Without going into too much detail, the clocks overlay is placed in the harness and a PLL node (harnessSysPLL) generates the necessary clocks specified by ClockSinkNodes. For ease of use, you can change the FPGAFrequencyKey to change the default clock frequency of the FPGA design.

After the harness is created, the BundleBridgeSource’s must be connected to the ChipTop IOs. This is done with harness binders and io binders (see fpga/src/main/scala/vcu118/HarnessBinders.scala and fpga/src/main/scala/vcu118/IOBinders.scala). For more information on harness binders and io binders, refer to IOBinders and HarnessBinders.

10.2.3. Introduction to the Bringup Platform

An example of a more complicated design used for Chipyard test chips can be viewed in fpga/src/main/scala/vcu118/bringup/. This example extends the default test harness and creates new Overlays to connect to a DUT (connected to the FMC port). Extensions include another UART (connected over FMC), I2C (connected over FMC), miscellaneous GPIOS (can be connected to anything), and a TSI Host Widget. The TSI Host Widget is used to interact with the DUT from the prototype over a SerDes link (sometimes called the Low BandWidth InterFace - LBWIF) and provide access to a channel of the FPGA’s DRAM.


Remember that since whenever a new test harness is created (or the config changes, or the config packages changes, or…), you need to modify the make invocation.

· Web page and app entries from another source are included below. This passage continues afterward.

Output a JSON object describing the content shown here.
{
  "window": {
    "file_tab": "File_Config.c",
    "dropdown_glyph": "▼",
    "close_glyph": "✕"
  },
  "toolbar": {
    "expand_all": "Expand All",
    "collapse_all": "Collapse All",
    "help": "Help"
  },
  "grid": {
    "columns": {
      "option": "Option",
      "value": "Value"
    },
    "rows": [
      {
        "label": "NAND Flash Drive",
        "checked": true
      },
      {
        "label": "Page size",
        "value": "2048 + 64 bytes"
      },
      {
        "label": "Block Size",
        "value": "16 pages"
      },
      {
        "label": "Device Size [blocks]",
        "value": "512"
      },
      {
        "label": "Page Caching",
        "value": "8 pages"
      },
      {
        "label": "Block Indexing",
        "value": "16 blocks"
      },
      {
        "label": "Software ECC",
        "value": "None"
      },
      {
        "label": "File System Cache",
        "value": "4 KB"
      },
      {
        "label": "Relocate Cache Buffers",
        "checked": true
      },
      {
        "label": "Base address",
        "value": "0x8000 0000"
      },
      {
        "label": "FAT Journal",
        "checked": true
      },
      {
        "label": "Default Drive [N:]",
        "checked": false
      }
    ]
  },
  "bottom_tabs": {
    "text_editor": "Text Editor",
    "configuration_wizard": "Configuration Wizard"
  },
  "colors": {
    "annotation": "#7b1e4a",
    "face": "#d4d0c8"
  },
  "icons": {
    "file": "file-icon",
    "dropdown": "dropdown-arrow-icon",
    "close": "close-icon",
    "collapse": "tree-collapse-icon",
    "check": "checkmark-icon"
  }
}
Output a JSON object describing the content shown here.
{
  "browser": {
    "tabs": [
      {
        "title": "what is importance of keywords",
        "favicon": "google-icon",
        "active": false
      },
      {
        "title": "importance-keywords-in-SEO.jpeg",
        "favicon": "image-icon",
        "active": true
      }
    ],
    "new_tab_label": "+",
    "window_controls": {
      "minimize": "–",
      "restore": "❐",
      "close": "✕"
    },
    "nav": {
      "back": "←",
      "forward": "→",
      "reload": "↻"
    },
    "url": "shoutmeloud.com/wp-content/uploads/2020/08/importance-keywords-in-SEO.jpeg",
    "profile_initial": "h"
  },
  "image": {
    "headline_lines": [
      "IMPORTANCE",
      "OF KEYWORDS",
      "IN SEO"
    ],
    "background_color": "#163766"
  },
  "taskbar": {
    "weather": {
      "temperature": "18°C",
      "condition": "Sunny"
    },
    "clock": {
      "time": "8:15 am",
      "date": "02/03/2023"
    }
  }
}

For example, make SUB_PROJECT=vcu118 CONFIG=MyNewVCU118Config CONFIG_PACKAGE=this.is.my.scala.package bitstream. See Generating a Bitstream for information on the various make variables.